Our Case Study section is usually a place to address those in failing performance health, but this week we're taking a look at two excellent quarterbacks and their comparative statistics when playing from behind since 2012.

Patient A has completed 64.3 percent of his passes for an average gain of 7.6 yards per passing attempt and throws 2.2 touchdowns for every interception.

Patient B has a slightly higher completion percentage (66.9), a slightly higher yardage per passing attempt (7.9) and a much better touchdown-to-interception ratio (3.8).

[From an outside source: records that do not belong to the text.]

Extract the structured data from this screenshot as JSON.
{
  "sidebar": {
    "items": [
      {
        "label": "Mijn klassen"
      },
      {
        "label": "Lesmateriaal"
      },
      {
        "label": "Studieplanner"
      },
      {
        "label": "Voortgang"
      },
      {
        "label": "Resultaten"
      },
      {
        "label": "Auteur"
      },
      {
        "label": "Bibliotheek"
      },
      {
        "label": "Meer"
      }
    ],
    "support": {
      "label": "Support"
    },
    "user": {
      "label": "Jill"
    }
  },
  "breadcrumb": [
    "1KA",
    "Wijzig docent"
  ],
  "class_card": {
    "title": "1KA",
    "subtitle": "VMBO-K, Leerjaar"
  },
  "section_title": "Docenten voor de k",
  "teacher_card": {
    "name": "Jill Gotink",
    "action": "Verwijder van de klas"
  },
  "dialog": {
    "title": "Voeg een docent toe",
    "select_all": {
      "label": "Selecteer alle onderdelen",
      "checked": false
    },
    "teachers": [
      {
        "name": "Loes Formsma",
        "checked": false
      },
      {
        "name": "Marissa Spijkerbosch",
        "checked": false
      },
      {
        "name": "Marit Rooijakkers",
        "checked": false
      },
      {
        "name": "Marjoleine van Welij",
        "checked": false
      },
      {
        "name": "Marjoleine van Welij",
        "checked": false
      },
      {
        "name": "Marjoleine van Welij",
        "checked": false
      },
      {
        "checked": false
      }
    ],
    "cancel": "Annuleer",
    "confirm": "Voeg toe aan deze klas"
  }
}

Both patients are top-tier quarterbacks who keep their team in every game. Can you guess who they are?

BONUS! Because we just can't help but examine the football-ill, we're adding a Patient C to this study. In situations where his team has trailed since 2012, Patient C has completed 57.9 percent of his passes, averaged 6.8 yards per attempt, and has a dismal 1.35 touchdowns for every interception.

(Answers are at the end of this column.)

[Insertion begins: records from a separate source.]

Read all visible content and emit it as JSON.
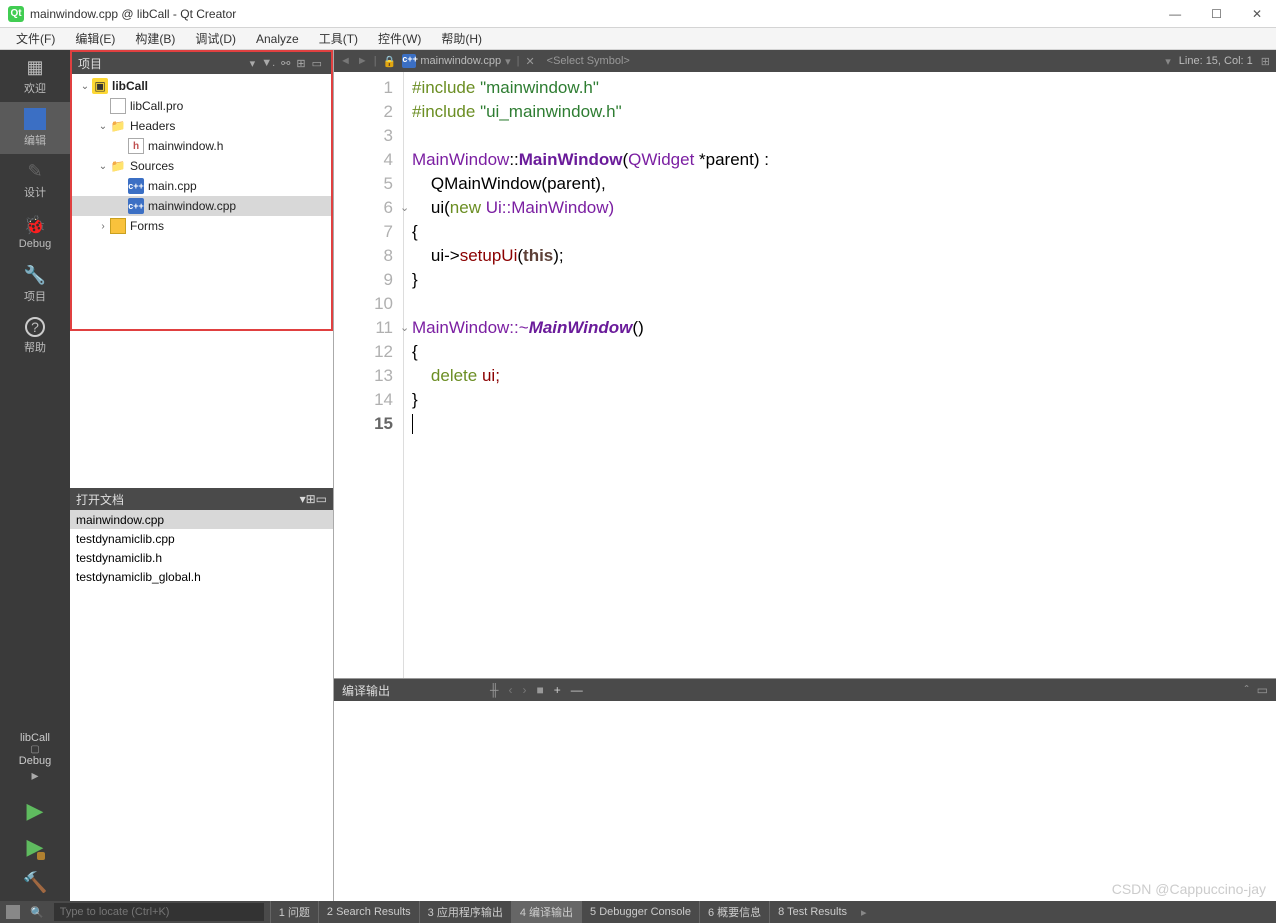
{
  "window": {
    "title": "mainwindow.cpp @ libCall - Qt Creator"
  },
  "menus": [
    "文件(F)",
    "编辑(E)",
    "构建(B)",
    "调试(D)",
    "Analyze",
    "工具(T)",
    "控件(W)",
    "帮助(H)"
  ],
  "modes": {
    "welcome": "欢迎",
    "edit": "编辑",
    "design": "设计",
    "debug": "Debug",
    "project": "项目",
    "help": "帮助",
    "kit": "libCall",
    "config": "Debug"
  },
  "projectPanel": {
    "title": "项目",
    "tree": [
      {
        "lvl": 0,
        "arrow": "v",
        "icon": "proj",
        "label": "libCall",
        "bold": true
      },
      {
        "lvl": 1,
        "arrow": "",
        "icon": "file",
        "label": "libCall.pro"
      },
      {
        "lvl": 1,
        "arrow": "v",
        "icon": "folder",
        "label": "Headers"
      },
      {
        "lvl": 2,
        "arrow": "",
        "icon": "h",
        "label": "mainwindow.h"
      },
      {
        "lvl": 1,
        "arrow": "v",
        "icon": "folder",
        "label": "Sources"
      },
      {
        "lvl": 2,
        "arrow": "",
        "icon": "cpp",
        "label": "main.cpp"
      },
      {
        "lvl": 2,
        "arrow": "",
        "icon": "cpp",
        "label": "mainwindow.cpp",
        "selected": true
      },
      {
        "lvl": 1,
        "arrow": ">",
        "icon": "form",
        "label": "Forms"
      }
    ]
  },
  "openDocs": {
    "title": "打开文档",
    "items": [
      {
        "label": "mainwindow.cpp",
        "selected": true
      },
      {
        "label": "testdynamiclib.cpp"
      },
      {
        "label": "testdynamiclib.h"
      },
      {
        "label": "testdynamiclib_global.h"
      }
    ]
  },
  "editor": {
    "filename": "mainwindow.cpp",
    "symbol": "<Select Symbol>",
    "cursor": "Line: 15, Col: 1",
    "lineCount": 15,
    "currentLine": 15,
    "code": {
      "l1_kw": "#include ",
      "l1_str": "\"mainwindow.h\"",
      "l2_kw": "#include ",
      "l2_str": "\"ui_mainwindow.h\"",
      "l4_a": "MainWindow",
      "l4_b": "::",
      "l4_c": "MainWindow",
      "l4_d": "(",
      "l4_e": "QWidget",
      "l4_f": " *parent) :",
      "l5": "    QMainWindow(parent),",
      "l6_a": "    ui(",
      "l6_b": "new",
      "l6_c": " Ui::MainWindow)",
      "l7": "{",
      "l8_a": "    ui->",
      "l8_b": "setupUi",
      "l8_c": "(",
      "l8_d": "this",
      "l8_e": ");",
      "l9": "}",
      "l11_a": "MainWindow::~",
      "l11_b": "MainWindow",
      "l11_c": "()",
      "l12": "{",
      "l13_a": "    ",
      "l13_b": "delete",
      "l13_c": " ui;",
      "l14": "}"
    }
  },
  "outputPanel": {
    "title": "编译输出"
  },
  "statusbar": {
    "searchPlaceholder": "Type to locate (Ctrl+K)",
    "panes": [
      {
        "n": "1",
        "label": "问题"
      },
      {
        "n": "2",
        "label": "Search Results"
      },
      {
        "n": "3",
        "label": "应用程序输出"
      },
      {
        "n": "4",
        "label": "编译输出",
        "active": true
      },
      {
        "n": "5",
        "label": "Debugger Console"
      },
      {
        "n": "6",
        "label": "概要信息"
      },
      {
        "n": "8",
        "label": "Test Results"
      }
    ]
  },
  "watermark": "CSDN @Cappuccino-jay"
}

Though they could have attempted a sad 41-yard field goal at the end of the game, the Giants chose to take the valiant path and lost to the Eagles without scoring a point. This made us wonder: what happens to teams that get shut out during the regular season? 151 teams have been the victim of a shutout since the start of the 1990 season, and we tracked the final results for all of them. The good news: you can still make the playoffs!

The bad news: if you do, you likely won't do much while you're there.


  • The Lions are 24th in points scored yet sit atop the NFC North at 4-2. The reason? Their defense, one of only two (the other belongs to Denver) that ranks in the top five in both yards per opposing rushing attempt and yards per opposing passing attempt.
  • Tom Brady's career record when he throws four or more touchdowns is an impressive 20-1, a better winning percentage than Peyton Manning (29-3). This fulfills our monthly requirement to compare Tom Brady to Peyton Manning.
  • Since 1990, the Browns and Steelers have played 45 games. Pittsburgh has won by three scores in 12 of those games, and the Browns had only won by that margin in two ... until Sunday, when they smashed the Steelers 31-10.
  • Jacksonville's allowed 27 sacks this year; the real trouble is that 12 of them have come on first down, more than any other team in the league.
  • In 2013, Seattle led the NFL with 66 runs of 10 yards or more. The Seahawks only managed one in their loss to the Cowboys.
  • The Washington offense started at or inside its own 20-yard line on 11 drives. That kind of field-position disadvantage is becoming a persistent problem; only two teams have a worse average starting position than Washington.
  • Since 2003, the Raiders are 2-9 when entering the fourth quarter with the score tied, as it was in their eventual loss to San Diego. That's the second-worst winning percentage in the NFL in that time span.
  • The worst third- and fourth-down run defense? Cincinnati's, which gives up 6.7 yards per carry and allows a first-down conversion 65 percent of the time. The Panthers took advantage of that weekend, picking up a new set of downs on all four of their third- or fourth-down runs.

Unusual case study answers: Patient A is Drew Brees. Patient B is Aaron Rodgers. Patient C is Joe Flacco.